THUNDER BAY – Winter roads are a life line for communities across Ontario’s far north. Warm weather over recent days is causing serious problems for many of the winter roads.
Sandy Lake First Nation closed their winter roads on Friday over concerns that weather conditions were making travel on those roads unsafe. Across the north, most of the winter road network is closed. This places a serious burden on northern communities.
Over the past several years, many northern communities have seen the volume of goods coming into their communities on the winter roads drop. Part of that is the shorter season as climate change shortens the season. Another important result has been that the load limits on winter roads has been reduced to ensure that trucks can make it into the communities.
Many of the supplies that come in on the winter road are the needed construction supplies to build and maintain homes and build new infrastructure in the north.
Over the past several years, the volume of goods coming in on the winter roads has been far lower than the amount of goods needed. In Kasabonika First Nation the restrictions on load size means that many needed supplies don’t make it into the community.
The impact on residents is big too. Many people take the opportunities of the winter roads to get out and stock up on needed supplies.
Resource development in the north is also very dependent on the winter roads.
Mining companies have depended on the winter roads to get major supplies into their work sites. Some equipment is just too large to fly in to communities.

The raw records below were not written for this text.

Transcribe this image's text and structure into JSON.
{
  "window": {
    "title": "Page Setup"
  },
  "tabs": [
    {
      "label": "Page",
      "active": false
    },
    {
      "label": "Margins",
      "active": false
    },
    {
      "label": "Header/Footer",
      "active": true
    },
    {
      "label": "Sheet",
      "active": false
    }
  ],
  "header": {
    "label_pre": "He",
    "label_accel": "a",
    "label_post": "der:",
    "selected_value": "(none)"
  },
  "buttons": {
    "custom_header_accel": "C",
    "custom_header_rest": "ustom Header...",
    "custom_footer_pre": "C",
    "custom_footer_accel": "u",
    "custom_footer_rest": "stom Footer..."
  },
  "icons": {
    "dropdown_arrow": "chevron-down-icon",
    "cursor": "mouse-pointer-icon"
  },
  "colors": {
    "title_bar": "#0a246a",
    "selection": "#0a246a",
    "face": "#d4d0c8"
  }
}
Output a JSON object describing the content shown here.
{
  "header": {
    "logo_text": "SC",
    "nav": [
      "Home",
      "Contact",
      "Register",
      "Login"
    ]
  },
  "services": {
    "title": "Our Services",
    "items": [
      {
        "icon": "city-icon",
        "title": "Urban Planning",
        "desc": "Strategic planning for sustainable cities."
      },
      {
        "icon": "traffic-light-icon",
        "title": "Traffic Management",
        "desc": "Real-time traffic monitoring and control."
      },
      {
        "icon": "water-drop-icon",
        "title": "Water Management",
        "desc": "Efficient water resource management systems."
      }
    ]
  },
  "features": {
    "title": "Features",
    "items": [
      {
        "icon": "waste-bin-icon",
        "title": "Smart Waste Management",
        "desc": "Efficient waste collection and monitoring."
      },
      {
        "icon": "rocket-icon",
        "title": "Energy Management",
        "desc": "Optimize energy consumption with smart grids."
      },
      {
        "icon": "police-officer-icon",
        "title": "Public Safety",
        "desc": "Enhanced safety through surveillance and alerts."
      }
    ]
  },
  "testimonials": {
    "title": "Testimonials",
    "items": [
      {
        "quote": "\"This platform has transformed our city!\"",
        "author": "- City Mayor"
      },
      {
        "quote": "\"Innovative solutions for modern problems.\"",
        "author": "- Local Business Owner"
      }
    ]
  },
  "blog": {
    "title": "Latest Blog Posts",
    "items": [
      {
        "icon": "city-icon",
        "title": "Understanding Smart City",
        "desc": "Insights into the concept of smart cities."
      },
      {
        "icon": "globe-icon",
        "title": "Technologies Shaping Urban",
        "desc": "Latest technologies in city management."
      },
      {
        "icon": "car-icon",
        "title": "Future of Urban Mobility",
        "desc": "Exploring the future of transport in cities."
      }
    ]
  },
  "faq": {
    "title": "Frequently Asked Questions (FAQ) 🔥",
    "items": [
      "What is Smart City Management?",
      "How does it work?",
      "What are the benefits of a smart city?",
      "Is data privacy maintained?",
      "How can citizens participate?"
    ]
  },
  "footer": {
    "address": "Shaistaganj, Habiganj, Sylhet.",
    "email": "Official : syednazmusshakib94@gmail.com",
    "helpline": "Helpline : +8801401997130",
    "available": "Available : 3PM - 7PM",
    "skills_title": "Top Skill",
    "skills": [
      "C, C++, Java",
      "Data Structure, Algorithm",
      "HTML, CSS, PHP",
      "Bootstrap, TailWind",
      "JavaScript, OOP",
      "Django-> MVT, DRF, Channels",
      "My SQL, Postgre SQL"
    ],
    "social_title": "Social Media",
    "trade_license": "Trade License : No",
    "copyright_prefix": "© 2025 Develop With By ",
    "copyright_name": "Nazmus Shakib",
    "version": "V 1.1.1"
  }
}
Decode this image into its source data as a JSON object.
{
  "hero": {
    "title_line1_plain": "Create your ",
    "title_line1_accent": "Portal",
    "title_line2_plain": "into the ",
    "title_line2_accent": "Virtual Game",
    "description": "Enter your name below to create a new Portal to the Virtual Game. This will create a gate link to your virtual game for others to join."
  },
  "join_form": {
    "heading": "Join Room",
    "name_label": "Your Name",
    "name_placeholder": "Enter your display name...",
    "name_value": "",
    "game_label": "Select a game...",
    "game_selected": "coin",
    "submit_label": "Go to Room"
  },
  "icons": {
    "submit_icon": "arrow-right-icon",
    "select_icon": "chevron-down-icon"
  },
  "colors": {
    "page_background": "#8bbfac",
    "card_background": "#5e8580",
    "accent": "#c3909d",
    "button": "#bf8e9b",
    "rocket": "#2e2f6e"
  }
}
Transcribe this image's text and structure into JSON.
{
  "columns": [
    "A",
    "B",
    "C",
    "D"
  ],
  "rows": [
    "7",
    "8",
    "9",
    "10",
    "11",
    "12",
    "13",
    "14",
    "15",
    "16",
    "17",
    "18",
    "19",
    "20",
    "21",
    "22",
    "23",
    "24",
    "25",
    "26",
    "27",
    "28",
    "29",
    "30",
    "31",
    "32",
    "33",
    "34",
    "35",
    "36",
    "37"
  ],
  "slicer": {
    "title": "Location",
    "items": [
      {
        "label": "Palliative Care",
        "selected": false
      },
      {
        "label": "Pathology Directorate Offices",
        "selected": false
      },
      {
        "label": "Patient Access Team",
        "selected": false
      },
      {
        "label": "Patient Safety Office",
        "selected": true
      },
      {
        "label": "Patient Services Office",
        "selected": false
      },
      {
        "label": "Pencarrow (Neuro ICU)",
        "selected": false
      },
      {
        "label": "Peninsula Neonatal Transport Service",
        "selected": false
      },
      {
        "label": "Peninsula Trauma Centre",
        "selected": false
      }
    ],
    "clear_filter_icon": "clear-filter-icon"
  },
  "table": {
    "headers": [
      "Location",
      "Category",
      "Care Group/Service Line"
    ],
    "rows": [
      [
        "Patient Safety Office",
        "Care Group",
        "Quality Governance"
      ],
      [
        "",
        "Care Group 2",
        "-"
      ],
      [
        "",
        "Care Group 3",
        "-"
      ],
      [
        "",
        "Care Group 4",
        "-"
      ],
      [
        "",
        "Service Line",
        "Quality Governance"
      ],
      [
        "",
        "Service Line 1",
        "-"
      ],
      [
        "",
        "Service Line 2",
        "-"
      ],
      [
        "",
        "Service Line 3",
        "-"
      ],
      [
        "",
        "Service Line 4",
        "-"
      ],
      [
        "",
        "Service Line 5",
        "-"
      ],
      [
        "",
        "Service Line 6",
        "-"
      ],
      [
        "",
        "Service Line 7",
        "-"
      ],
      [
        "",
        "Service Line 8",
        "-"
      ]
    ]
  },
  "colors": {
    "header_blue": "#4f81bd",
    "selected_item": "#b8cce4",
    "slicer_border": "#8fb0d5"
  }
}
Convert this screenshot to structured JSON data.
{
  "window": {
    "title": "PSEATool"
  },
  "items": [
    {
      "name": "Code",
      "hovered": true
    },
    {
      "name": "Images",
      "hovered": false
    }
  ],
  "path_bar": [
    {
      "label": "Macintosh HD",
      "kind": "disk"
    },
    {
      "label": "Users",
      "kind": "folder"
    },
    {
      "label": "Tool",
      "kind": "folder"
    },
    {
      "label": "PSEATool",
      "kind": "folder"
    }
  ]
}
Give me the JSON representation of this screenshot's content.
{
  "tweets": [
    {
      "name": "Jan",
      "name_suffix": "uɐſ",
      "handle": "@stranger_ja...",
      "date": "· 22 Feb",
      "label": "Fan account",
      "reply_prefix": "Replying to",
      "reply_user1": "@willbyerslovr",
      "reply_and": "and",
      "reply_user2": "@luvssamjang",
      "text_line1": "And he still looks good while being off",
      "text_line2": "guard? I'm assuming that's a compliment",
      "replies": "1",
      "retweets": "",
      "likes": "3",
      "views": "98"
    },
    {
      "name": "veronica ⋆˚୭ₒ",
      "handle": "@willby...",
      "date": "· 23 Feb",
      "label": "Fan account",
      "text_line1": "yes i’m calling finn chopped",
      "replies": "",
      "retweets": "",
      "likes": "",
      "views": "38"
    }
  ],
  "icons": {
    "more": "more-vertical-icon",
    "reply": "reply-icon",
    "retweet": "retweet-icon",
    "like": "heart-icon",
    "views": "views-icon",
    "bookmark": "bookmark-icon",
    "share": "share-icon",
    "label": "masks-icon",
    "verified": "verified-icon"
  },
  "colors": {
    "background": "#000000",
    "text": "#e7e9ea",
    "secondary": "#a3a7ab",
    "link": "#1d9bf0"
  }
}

The alternative is air transportation
Air transportation into the north is year round, although in the past there have been limits placed on just what can come in based on aircraft sizes.
One of the keys to solving this growing issue with winter roads is larger aircraft.
Larger aircraft allow larger sized cargo to make it into the communities.